Here is a strange-but-true American fact: It is a crime to be in possession of eagles and eagle parts other than for the purposes of Native American tribal ritual—down to a feather.
But, you may be asking, what if I just happen to come across a dead eagle in the wild?
Good question! This is where the National Eagle Repository, the federal government’s official dead eagle processing center, comes in.
Part of the Rocky Mountain Arsenal National Wildlife Refuge near Denver, Colorado, the National Eagle Repository is the one place in the nation where deceased symbols of American freedom are sent, as well as the place you can look to for all your legal eagle part needs.
First created in the 1970s, the office as it exists today was established in 1995 as a result of a presidential mandate designed to create a legally regulated method for Native American tribes to obtain eagle parts for use in various cultural activities. The fierce protection of bald eagles in America made the procurement of eagle parts a thorny issue for many Native American tribes who use them—especially the feathers—in their legally protected cultural rites. With the repository in place, obtaining eagle parts is now a perfectly legal process that both helps to protect the animal and the rights of the people who use them.
The late eagles themselves can flow to the Repository from a number of avenues. According to Coleen Schaefer, the Supervisory Wildlife Repository Specialist, eagle corpses usually come from state and federal wildlife officers who find the dead birds in the wild, as well as eagle rehabilitators who end up with birds that just couldn’t pull through. However, zoos and even private citizens may (and, technically, are legally obligated to) send eagles to the facility. While the website calls for all eagle parts, regardless of condition, to be sent to the repository, Schaefer says they mainly get whole eagles. The Repository is refreshingly nondiscriminatory in its desire for dead eagle parts, although, as their website also makes very clear, they should not be sent eagles that have died from the West Nile Virus. This, tragically, is a real problem.
Birds that have been poisoned are also problematic, as the Repository only accepts them after an necropsy has been performed, just as if they were human murder victims.
Schaefer says that in addition to the more standard cases in which the birds die of disease or some other natural cause, they also get birds that were killed in illegal shootings. Once the investigation is complete, the “victim” is shipped to the Repository to be necropsied and harvested for Native American rituals. Sometimes they even come in still carrying their last meals. “We have received eagles where prey are still gripped in their talons, e.g. fish, ducks, etc., and that’s always interesting,” says Schaefer.
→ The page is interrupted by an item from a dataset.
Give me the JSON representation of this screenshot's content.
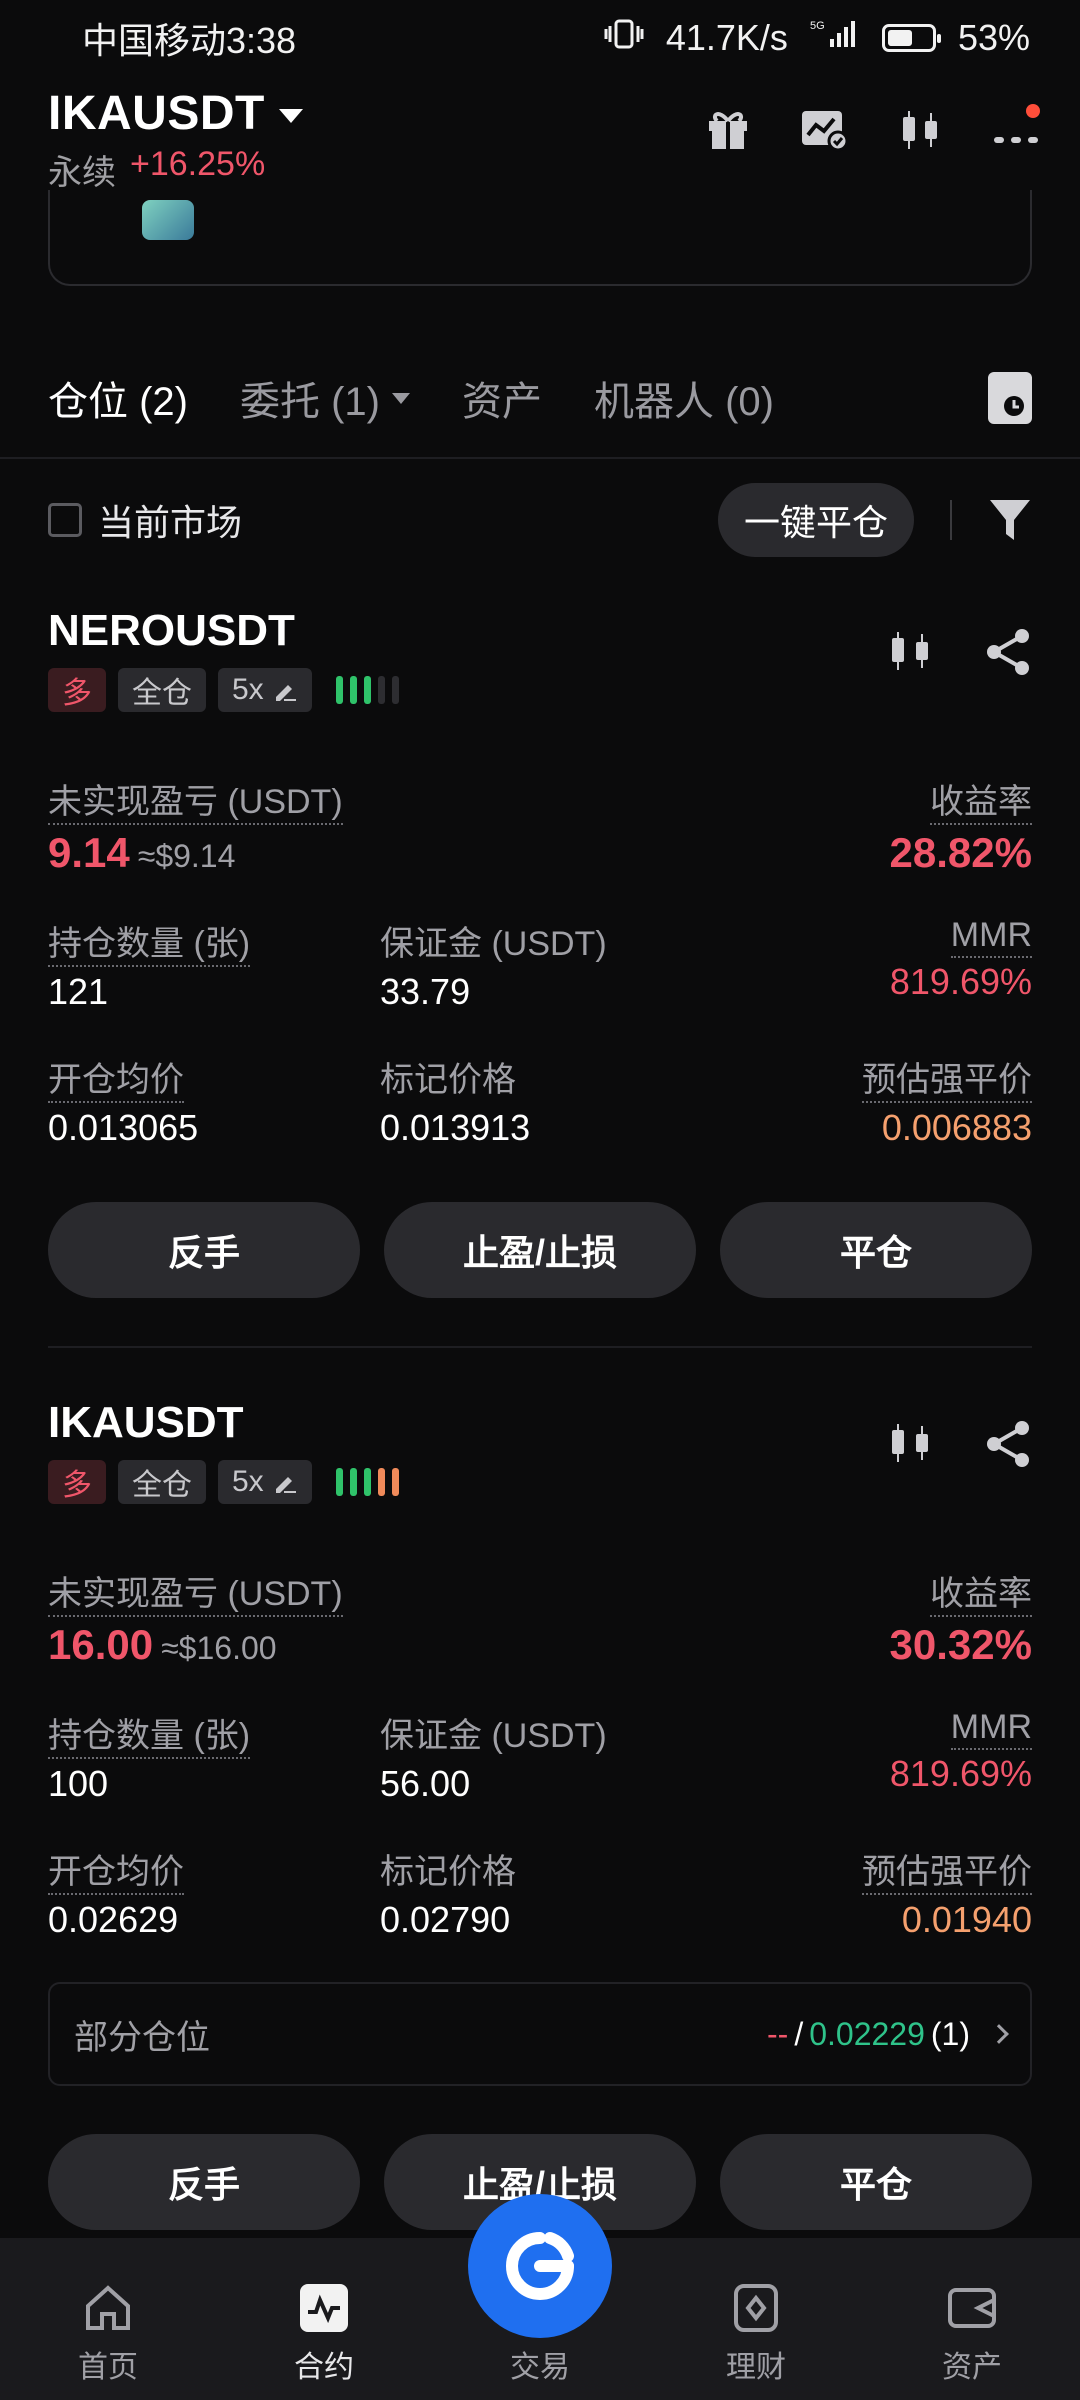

The National Eagle Repository may not be picky about what birds come to them, but they are incredibly fastidious about the parts they send out to others. When the eagles come to the Repository, they are assessed for their usability to the Native American population, as damaged parts are not acceptable for many of their uses. Schaefer estimates that between 30 and 40 eagles are evaluated each day. “If the bird is best suited to be used for feathers, we hand-pluck the feathers from the wings and tail to provide to the applicant,” she says. (Usable or not, that is a staggering amount of dead eagles, and there are only three staff members working on the eagles full-time.)
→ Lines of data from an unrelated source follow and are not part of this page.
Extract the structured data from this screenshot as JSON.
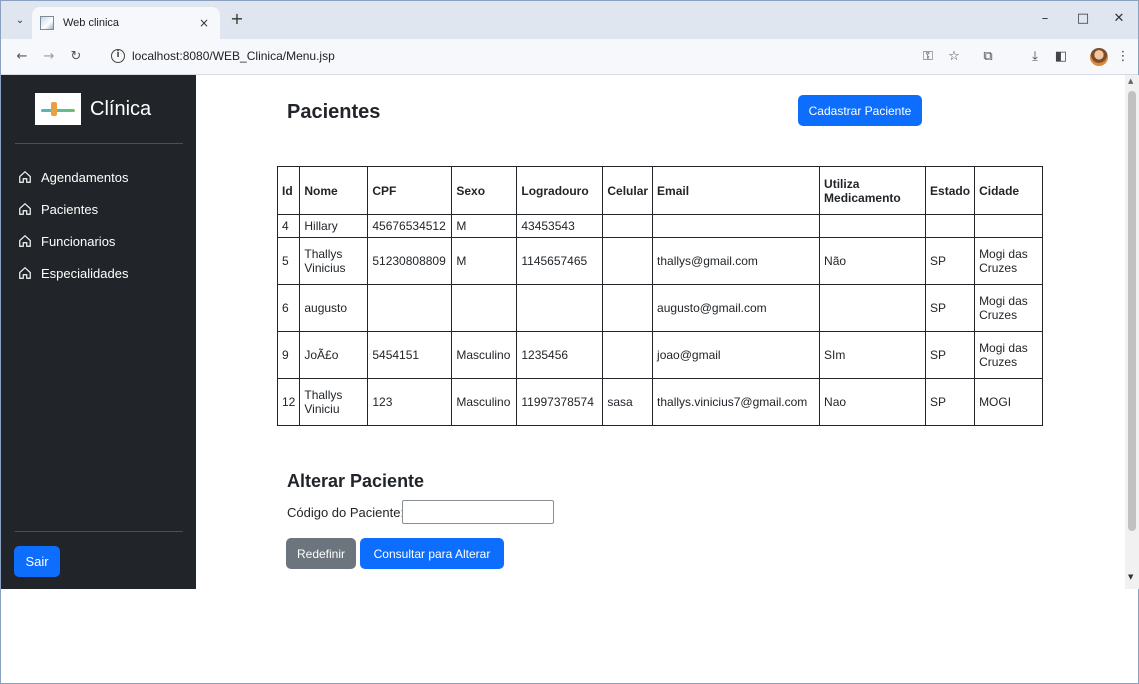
{
  "browser": {
    "tab_title": "Web clinica",
    "tab_close": "×",
    "new_tab": "+",
    "url": "localhost:8080/WEB_Clinica/Menu.jsp",
    "window_controls": {
      "minimize": "–",
      "maximize": "□",
      "close": "✕"
    },
    "icons": [
      "key-icon",
      "star-icon",
      "extensions-icon",
      "download-icon",
      "sidebar-icon",
      "profile-avatar",
      "more-icon"
    ]
  },
  "sidebar": {
    "brand": "Clínica",
    "items": [
      {
        "label": "Agendamentos",
        "icon": "home-icon"
      },
      {
        "label": "Pacientes",
        "icon": "home-icon"
      },
      {
        "label": "Funcionarios",
        "icon": "home-icon"
      },
      {
        "label": "Especialidades",
        "icon": "home-icon"
      }
    ],
    "logout_label": "Sair"
  },
  "main": {
    "title": "Pacientes",
    "add_button": "Cadastrar Paciente",
    "table": {
      "headers": [
        "Id",
        "Nome",
        "CPF",
        "Sexo",
        "Logradouro",
        "Celular",
        "Email",
        "Utiliza Medicamento",
        "Estado",
        "Cidade"
      ],
      "rows": [
        [
          "4",
          "Hillary",
          "45676534512",
          "M",
          "43453543",
          "",
          "",
          "",
          "",
          ""
        ],
        [
          "5",
          "Thallys Vinicius",
          "51230808809",
          "M",
          "1145657465",
          "",
          "thallys@gmail.com",
          "Não",
          "SP",
          "Mogi das Cruzes"
        ],
        [
          "6",
          "augusto",
          "",
          "",
          "",
          "",
          "augusto@gmail.com",
          "",
          "SP",
          "Mogi das Cruzes"
        ],
        [
          "9",
          "JoÃ£o",
          "5454151",
          "Masculino",
          "1235456",
          "",
          "joao@gmail",
          "SIm",
          "SP",
          "Mogi das Cruzes"
        ],
        [
          "12",
          "Thallys Viniciu",
          "123",
          "Masculino",
          "11997378574",
          "sasa",
          "thallys.vinicius7@gmail.com",
          "Nao",
          "SP",
          "MOGI"
        ]
      ]
    }
  },
  "edit_form": {
    "title": "Alterar Paciente",
    "code_label": "Código do Paciente:",
    "code_value": "",
    "reset_button": "Redefinir",
    "consult_button": "Consultar para Alterar"
  },
  "colors": {
    "sidebar_bg": "#212529",
    "primary": "#0d6efd",
    "secondary": "#6c757d",
    "tabbar_bg": "#dfe6f0"
  }
}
If you happen to come across a dead eagle, you should contact a wildlife officer. But in case you decide to take care of that national treasure corpse yourself, the Repository suggests that you wear gloves to protect yourself from disease, place the bird in a sturdy plastic bag to prevent “leakage,” and get it into a freezer as soon as possible. All good rules for handling any dead thing, really.
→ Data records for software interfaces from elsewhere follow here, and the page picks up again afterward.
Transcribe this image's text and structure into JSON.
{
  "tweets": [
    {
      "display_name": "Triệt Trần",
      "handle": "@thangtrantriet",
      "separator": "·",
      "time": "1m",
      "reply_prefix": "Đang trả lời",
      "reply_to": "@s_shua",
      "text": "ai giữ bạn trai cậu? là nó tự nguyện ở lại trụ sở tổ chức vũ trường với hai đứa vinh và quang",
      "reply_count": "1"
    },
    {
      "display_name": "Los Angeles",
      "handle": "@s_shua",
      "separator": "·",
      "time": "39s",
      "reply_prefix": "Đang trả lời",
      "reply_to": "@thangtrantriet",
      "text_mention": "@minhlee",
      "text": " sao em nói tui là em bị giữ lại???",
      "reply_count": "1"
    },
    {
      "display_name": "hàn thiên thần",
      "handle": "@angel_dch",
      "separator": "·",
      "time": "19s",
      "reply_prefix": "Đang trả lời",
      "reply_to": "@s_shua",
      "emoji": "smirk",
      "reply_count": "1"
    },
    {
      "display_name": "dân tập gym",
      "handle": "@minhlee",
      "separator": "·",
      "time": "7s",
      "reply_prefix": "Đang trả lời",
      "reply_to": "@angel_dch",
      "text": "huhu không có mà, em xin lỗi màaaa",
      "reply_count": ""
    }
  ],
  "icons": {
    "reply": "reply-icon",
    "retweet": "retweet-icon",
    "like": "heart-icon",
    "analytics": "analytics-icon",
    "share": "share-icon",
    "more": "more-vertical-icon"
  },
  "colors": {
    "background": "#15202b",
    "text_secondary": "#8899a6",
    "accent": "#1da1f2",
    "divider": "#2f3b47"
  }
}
They also suggest that you transport the carcass in a separate area from yourself in a vehicle. Specifically, the back of a pick-up. During both handling and packaging the eagle, it’s important to remember to be extra careful with the feathers, because if they are damaged, your grimly patriotic submission may all have been for naught.
This story originally ran on July 2, 2015.